→ **Problem to solve**: Print the data below exactly as it appears.
BEGIN Information provided
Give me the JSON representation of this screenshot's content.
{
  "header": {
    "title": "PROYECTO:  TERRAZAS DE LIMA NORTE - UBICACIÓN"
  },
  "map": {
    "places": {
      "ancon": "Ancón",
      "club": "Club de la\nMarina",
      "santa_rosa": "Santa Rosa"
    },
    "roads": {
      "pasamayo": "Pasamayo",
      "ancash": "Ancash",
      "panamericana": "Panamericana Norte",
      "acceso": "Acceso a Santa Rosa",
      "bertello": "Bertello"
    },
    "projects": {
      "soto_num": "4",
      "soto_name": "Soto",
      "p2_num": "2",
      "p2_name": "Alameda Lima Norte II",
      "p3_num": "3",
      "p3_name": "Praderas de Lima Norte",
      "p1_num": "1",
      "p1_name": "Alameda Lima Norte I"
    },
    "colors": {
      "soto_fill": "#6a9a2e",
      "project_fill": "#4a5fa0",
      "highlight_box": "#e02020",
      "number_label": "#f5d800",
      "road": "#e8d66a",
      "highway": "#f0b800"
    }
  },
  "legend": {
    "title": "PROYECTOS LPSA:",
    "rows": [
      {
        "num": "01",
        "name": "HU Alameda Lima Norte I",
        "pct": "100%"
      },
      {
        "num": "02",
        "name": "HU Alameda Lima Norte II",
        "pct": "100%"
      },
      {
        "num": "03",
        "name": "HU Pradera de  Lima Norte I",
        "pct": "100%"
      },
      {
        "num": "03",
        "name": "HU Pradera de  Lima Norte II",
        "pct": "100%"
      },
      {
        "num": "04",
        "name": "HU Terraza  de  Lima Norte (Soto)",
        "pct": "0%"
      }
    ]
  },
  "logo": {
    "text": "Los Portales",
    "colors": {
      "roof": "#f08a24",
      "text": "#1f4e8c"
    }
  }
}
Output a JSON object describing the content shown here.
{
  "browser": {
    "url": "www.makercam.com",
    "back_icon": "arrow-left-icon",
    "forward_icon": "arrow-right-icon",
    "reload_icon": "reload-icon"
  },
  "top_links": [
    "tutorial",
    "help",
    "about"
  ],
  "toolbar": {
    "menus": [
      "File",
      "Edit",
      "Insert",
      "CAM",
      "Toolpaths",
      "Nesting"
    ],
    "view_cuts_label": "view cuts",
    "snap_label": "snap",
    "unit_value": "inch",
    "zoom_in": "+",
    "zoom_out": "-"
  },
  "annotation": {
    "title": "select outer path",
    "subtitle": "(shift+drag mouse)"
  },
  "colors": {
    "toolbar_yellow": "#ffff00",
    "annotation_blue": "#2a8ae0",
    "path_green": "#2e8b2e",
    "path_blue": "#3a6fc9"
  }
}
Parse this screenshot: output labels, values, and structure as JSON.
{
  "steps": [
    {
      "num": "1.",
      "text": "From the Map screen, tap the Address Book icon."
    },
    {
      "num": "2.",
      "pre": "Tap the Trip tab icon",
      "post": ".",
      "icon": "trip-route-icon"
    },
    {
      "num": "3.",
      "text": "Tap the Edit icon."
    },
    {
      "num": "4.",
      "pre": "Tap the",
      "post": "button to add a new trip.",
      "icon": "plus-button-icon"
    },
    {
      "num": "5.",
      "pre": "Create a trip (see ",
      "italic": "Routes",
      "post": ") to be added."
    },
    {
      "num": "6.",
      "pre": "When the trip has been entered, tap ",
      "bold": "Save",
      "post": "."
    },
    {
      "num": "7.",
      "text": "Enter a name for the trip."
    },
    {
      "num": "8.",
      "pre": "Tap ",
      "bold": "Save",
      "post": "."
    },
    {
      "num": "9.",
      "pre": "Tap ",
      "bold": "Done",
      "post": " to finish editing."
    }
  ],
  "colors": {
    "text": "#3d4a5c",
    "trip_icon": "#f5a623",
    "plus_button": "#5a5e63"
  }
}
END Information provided
→ **Solution to the problem**:
Give me the JSON representation of this screenshot's content.
{
  "header": {
    "title": "PROYECTO:  TERRAZAS DE LIMA NORTE - UBICACIÓN"
  },
  "map": {
    "places": {
      "ancon": "Ancón",
      "club": "Club de la\nMarina",
      "santa_rosa": "Santa Rosa"
    },
    "roads": {
      "pasamayo": "Pasamayo",
      "ancash": "Ancash",
      "panamericana": "Panamericana Norte",
      "acceso": "Acceso a Santa Rosa",
      "bertello": "Bertello"
    },
    "projects": {
      "soto_num": "4",
      "soto_name": "Soto",
      "p2_num": "2",
      "p2_name": "Alameda Lima Norte II",
      "p3_num": "3",
      "p3_name": "Praderas de Lima Norte",
      "p1_num": "1",
      "p1_name": "Alameda Lima Norte I"
    },
    "colors": {
      "soto_fill": "#6a9a2e",
      "project_fill": "#4a5fa0",
      "highlight_box": "#e02020",
      "number_label": "#f5d800",
      "road": "#e8d66a",
      "highway": "#f0b800"
    }
  },
  "legend": {
    "title": "PROYECTOS LPSA:",
    "rows": [
      {
        "num": "01",
        "name": "HU Alameda Lima Norte I",
        "pct": "100%"
      },
      {
        "num": "02",
        "name": "HU Alameda Lima Norte II",
        "pct": "100%"
      },
      {
        "num": "03",
        "name": "HU Pradera de  Lima Norte I",
        "pct": "100%"
      },
      {
        "num": "03",
        "name": "HU Pradera de  Lima Norte II",
        "pct": "100%"
      },
      {
        "num": "04",
        "name": "HU Terraza  de  Lima Norte (Soto)",
        "pct": "0%"
      }
    ]
  },
  "logo": {
    "text": "Los Portales",
    "colors": {
      "roof": "#f08a24",
      "text": "#1f4e8c"
    }
  }
}
Output a JSON object describing the content shown here.
{
  "browser": {
    "url": "www.makercam.com",
    "back_icon": "arrow-left-icon",
    "forward_icon": "arrow-right-icon",
    "reload_icon": "reload-icon"
  },
  "top_links": [
    "tutorial",
    "help",
    "about"
  ],
  "toolbar": {
    "menus": [
      "File",
      "Edit",
      "Insert",
      "CAM",
      "Toolpaths",
      "Nesting"
    ],
    "view_cuts_label": "view cuts",
    "snap_label": "snap",
    "unit_value": "inch",
    "zoom_in": "+",
    "zoom_out": "-"
  },
  "annotation": {
    "title": "select outer path",
    "subtitle": "(shift+drag mouse)"
  },
  "colors": {
    "toolbar_yellow": "#ffff00",
    "annotation_blue": "#2a8ae0",
    "path_green": "#2e8b2e",
    "path_blue": "#3a6fc9"
  }
}
Parse this screenshot: output labels, values, and structure as JSON.
{
  "steps": [
    {
      "num": "1.",
      "text": "From the Map screen, tap the Address Book icon."
    },
    {
      "num": "2.",
      "pre": "Tap the Trip tab icon",
      "post": ".",
      "icon": "trip-route-icon"
    },
    {
      "num": "3.",
      "text": "Tap the Edit icon."
    },
    {
      "num": "4.",
      "pre": "Tap the",
      "post": "button to add a new trip.",
      "icon": "plus-button-icon"
    },
    {
      "num": "5.",
      "pre": "Create a trip (see ",
      "italic": "Routes",
      "post": ") to be added."
    },
    {
      "num": "6.",
      "pre": "When the trip has been entered, tap ",
      "bold": "Save",
      "post": "."
    },
    {
      "num": "7.",
      "text": "Enter a name for the trip."
    },
    {
      "num": "8.",
      "pre": "Tap ",
      "bold": "Save",
      "post": "."
    },
    {
      "num": "9.",
      "pre": "Tap ",
      "bold": "Done",
      "post": " to finish editing."
    }
  ],
  "colors": {
    "text": "#3d4a5c",
    "trip_icon": "#f5a623",
    "plus_button": "#5a5e63"
  }
}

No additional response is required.